Work task:
From the records below, copy the lines that include "Electronics".

Input data:
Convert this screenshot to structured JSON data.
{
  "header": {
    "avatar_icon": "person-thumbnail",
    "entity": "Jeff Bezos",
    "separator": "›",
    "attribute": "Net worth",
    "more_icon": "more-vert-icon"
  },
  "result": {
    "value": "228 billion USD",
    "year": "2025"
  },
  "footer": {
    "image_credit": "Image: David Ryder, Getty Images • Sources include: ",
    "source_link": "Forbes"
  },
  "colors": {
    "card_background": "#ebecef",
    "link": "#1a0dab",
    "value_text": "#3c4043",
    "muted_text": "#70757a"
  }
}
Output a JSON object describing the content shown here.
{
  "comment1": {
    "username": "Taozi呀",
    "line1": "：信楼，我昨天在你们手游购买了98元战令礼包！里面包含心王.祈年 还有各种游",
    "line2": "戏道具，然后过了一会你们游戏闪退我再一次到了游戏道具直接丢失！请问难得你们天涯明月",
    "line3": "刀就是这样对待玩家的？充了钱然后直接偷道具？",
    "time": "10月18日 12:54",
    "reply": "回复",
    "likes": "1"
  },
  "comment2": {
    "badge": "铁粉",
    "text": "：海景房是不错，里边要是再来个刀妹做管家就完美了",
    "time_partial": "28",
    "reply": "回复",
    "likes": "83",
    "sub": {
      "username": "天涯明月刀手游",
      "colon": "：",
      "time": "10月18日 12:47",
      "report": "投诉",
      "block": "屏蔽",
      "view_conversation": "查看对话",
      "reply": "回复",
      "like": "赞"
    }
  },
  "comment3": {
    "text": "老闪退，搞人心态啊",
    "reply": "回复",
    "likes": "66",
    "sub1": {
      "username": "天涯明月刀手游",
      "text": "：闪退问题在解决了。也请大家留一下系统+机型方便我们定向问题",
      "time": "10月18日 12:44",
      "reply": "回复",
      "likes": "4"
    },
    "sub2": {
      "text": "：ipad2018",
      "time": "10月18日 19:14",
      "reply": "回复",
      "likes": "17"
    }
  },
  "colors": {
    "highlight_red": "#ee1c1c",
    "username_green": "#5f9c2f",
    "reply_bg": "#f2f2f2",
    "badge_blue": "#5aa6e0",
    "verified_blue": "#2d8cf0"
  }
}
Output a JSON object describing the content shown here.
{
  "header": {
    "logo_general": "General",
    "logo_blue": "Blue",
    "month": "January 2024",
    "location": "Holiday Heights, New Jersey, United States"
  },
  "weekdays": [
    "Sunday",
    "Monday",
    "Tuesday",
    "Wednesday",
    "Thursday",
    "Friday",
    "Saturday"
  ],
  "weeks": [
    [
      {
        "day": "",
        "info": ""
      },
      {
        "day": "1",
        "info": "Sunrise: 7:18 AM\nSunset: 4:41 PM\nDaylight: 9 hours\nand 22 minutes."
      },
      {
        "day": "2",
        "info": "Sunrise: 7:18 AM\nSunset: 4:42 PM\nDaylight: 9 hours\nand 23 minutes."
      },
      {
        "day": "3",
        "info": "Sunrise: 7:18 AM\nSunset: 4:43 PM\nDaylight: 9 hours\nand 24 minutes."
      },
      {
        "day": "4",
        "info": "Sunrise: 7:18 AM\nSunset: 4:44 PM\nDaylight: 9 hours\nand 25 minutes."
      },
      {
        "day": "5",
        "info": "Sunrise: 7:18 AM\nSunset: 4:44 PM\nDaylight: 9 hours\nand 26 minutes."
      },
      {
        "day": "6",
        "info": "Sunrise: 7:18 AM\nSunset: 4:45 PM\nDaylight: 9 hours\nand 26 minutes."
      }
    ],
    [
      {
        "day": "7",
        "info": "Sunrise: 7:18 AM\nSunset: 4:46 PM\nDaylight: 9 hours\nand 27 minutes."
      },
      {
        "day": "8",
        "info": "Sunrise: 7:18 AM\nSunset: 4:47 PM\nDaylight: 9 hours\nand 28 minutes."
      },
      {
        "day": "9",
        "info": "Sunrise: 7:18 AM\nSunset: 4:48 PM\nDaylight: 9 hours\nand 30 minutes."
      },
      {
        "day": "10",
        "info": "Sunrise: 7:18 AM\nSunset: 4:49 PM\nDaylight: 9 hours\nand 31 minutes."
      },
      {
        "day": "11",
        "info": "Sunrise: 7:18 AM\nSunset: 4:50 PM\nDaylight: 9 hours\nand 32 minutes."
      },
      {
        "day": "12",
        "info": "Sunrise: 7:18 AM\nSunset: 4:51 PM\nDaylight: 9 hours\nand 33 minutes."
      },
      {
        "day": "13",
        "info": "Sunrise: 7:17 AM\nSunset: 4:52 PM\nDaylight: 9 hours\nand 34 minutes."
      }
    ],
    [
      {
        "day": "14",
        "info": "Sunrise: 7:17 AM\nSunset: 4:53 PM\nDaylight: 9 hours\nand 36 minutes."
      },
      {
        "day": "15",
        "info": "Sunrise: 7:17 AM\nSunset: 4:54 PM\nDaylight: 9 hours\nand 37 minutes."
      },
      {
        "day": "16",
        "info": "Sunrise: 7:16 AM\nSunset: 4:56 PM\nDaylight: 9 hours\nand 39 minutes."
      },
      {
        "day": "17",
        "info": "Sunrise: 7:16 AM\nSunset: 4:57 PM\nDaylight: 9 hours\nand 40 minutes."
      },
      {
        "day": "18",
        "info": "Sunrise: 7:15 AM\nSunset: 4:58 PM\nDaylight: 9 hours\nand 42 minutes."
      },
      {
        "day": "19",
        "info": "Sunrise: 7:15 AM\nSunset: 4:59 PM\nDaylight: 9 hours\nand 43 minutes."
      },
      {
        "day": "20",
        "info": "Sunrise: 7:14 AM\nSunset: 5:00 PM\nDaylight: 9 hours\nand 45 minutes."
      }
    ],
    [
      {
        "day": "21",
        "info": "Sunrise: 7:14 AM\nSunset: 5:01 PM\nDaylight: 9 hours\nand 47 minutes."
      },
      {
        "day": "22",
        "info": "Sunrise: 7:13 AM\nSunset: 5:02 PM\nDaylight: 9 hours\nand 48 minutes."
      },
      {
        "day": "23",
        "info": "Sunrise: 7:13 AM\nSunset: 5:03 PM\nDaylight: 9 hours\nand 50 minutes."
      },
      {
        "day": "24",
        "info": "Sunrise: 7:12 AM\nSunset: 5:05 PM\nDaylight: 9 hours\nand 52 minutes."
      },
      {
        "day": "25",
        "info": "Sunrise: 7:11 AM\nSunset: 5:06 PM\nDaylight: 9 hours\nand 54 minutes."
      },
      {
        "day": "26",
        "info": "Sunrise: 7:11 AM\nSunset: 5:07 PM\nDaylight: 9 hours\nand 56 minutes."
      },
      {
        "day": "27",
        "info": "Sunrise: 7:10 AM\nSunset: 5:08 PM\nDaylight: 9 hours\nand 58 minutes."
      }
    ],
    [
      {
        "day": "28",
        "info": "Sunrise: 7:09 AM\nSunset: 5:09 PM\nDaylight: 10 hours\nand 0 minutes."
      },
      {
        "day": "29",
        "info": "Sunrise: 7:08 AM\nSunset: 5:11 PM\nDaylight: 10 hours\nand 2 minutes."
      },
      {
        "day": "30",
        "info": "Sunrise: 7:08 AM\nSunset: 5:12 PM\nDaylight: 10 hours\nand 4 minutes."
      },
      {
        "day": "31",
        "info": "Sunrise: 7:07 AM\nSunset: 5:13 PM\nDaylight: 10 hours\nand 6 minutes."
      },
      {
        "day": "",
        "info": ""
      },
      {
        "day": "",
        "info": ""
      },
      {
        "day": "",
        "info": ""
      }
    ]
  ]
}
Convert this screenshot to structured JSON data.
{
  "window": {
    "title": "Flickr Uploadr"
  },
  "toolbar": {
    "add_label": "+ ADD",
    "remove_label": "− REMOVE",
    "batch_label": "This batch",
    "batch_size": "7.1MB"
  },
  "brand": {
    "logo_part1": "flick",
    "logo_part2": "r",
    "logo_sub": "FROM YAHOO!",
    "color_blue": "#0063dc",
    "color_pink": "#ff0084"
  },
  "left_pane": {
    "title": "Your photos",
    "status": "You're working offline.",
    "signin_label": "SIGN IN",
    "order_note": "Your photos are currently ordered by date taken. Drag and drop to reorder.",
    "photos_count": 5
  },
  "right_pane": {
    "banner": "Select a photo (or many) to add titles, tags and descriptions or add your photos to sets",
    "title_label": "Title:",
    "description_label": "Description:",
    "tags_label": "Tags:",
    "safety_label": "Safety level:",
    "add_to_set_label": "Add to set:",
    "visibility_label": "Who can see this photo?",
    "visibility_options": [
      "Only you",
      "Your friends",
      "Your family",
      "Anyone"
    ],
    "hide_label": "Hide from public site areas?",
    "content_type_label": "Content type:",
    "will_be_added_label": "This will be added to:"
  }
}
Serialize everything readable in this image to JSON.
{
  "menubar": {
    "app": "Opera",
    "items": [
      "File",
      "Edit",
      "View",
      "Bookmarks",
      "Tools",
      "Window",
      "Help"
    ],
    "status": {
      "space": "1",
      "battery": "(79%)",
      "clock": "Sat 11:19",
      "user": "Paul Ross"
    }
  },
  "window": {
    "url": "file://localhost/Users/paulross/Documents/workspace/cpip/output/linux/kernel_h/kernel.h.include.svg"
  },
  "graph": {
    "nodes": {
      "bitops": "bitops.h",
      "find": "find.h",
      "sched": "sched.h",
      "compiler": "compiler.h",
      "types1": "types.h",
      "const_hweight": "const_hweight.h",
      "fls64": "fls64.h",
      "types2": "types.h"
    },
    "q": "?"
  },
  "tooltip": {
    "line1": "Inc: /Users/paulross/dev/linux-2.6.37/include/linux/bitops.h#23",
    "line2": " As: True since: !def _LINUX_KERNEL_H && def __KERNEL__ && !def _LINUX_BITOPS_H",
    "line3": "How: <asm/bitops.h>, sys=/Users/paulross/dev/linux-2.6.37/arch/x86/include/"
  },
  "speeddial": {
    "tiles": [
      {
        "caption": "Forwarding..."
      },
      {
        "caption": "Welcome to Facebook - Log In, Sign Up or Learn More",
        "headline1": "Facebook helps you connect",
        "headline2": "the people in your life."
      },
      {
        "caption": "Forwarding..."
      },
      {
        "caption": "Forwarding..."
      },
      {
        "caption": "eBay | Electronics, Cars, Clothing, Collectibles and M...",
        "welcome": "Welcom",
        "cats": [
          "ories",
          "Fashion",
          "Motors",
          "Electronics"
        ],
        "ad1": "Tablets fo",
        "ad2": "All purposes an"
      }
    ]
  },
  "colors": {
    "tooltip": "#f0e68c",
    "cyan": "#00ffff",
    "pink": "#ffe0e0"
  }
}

Exercise response:
        "caption": "eBay | Electronics, Cars, Clothing, Collectibles and M...",
          "Electronics"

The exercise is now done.